Persian scholar and polymath Al Biruni was one of the greatest thinkers and scientists of the golden Islamic era. He had an equal facility in physics, metaphysics, mathematics, geography and history. Having had the opportunity to travel through India for 20 years, he recorded his observations of the social and historical conditions of the Subcontinent into a graphic account. His stance that the Indus valley had once been a sea and had evolved through alluvial deposition was a revolutionary idea for his time.
Held at the Canvas Gallery, Saba Khan’s solo exhibition ‘Water Explorer’ anchors its inspiration in Al Biruni’s historical drawings and journals. The exposition showcases Khan’s continued interest in riverine bodies as terrestrial sources of life and its dysfunctional — arguably fractured — relationship with humankind.
She charts the history of the Indus Basin and observes how, across millennia, it has not only naturally changed its front but also has been deliberately manipulated and exploited to serve human interests.
Khan is particularly drawn towards man-made structures such as dams, hydel power plants, barrages and bridges, and she considers these monuments as manifestations of machismo and power. She also addresses the ultra-nationalism that leads to these intrusive interventions in the organic course of the water. Livelihood, ecology, subaltern communities and international relations are all compromised before avarice to generate power and energy for the nation.
To playfully subvert those masculine dynamics and to challenge the fate of the Indus historically mapped by men in authority, Khan introduces a female ‘water explorer.’ Adorning a sage green, girl-scout uniform with merit badges, the patriot’s identity is obscured in most of the works and deliberately so.
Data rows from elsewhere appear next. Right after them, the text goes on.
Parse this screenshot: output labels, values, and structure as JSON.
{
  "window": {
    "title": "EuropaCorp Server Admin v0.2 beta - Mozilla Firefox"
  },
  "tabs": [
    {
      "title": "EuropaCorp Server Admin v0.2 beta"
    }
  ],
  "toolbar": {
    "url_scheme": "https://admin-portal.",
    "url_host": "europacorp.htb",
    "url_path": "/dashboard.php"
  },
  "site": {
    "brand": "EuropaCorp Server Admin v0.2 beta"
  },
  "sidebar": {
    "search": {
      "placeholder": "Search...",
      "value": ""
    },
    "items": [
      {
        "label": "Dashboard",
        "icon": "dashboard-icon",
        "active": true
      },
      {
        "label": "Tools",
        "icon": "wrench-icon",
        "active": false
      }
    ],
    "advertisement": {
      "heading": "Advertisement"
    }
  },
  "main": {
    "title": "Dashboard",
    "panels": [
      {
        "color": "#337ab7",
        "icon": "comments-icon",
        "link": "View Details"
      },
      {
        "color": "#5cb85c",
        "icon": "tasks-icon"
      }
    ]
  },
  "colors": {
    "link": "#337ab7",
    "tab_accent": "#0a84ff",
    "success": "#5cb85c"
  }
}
Saba Khan’s paintings re-imagine the water architecture that enforces brutal control over the mighty Indus
She furtively embarks on an expedition to recount the history of the mighty Indus and rewrite its trajectory from a feminist lens. The explorer enters territories previously occupied and envisioned by men, making her presence a disruptive performance in itself. It becomes even more rebellious when she dissuades [men] by re-imagining the contraptions [man-made structures meant to control water] from her perspective.
The explorer devises machinery that looks part futuristic, part antiquated. One cannot decipher the mechanism and functionality of these fictional gears, and perhaps Khan wants to evoke a sense of unknowing from her audience. We are not enlightened enough to understand this exclusive, overly complex scientific vocabulary.
Our inability to distinguish the period behind these settings is because Khan traverses across time in her research. She cites Al Biruni’s accounts of the Indus civilisation from the 11th century to modern-day state-driven projects. She combines visual elements and historical evidence from the past with neo-futuristic aesthetics. They allude to illuminated manuscripts, but also augur an alternate future. The contemporary vestiges become archaeological finds for an explorer from the future. The space starts looking less familiar and more out of a 1970’s sci-fi space movie.
She identifies all those instances from history where men have claimed authority over the Indus, spoken on its behalf from their judgements, and overridden its unacknowledged agency. The fabricated settings and imagined devices echo the conceited aspirations that men have historically realised into these gargantuan obstacles.
The vivid colour palette and playfully quaint use of mediums such as colour pencils and highlighters also suggest the artist’s attempt to preserve lucid dreams. The aesthetics of Khan’s remarkable drawings resemble focused sketches, where the exercise becomes a tool of configuration and invention. The vigorous mark-making, exposed underdrawings, and use of mechanical instruments alongside sporadic labelling, indicate an intent of record-keeping. The sketches become documentation, preliminary studies, and diagrammatic manuals for future reference.
Khan strategically employs various materials and techniques to insinuate state and bureaucratic control, particularly influential policymakers responsible for taming their environment. Materials like perspex with watermarks, green felt wrapped around a stretched canvas, and pinned documents are the usual soft board features in any state office. She reinforces this idea through the perceivably patriotic uniform of the explorer herself.
A nod to the extra-terrestrial is evident from the imagery Khan employs. Islamic geometric patterns scatter the celestial sky in one of her works. In other artworks, she recreates Al-Biruni’s astrological drawings by etching on the acrylic sheet and portrays them as logos to officiate the fabricated archives.
Throughout her continuing art practice, Saba Khan has proven her command of employing satire to highlight various socio-political issues around her areas of interest. The current series reinforces her mastery.
For centuries, men have asserted their power, controlling the infinite benevolence of such water bodies. She introduces a fictional protagonist, creates abbreviated schematic drawings, and cleverly implies state tropes through her choice of materials to share a painful account of the use and abuse of nature motivated by self-interests.
For Khan, the pieces of machinery become memorials — a keepsake to retain those brutal memories.
‘Water Explorer’ was exhibited at the Canvas Gallery in Karachi from August 24, 2021 to September 02, 2021
Published in Dawn, EOS, September 5th, 2021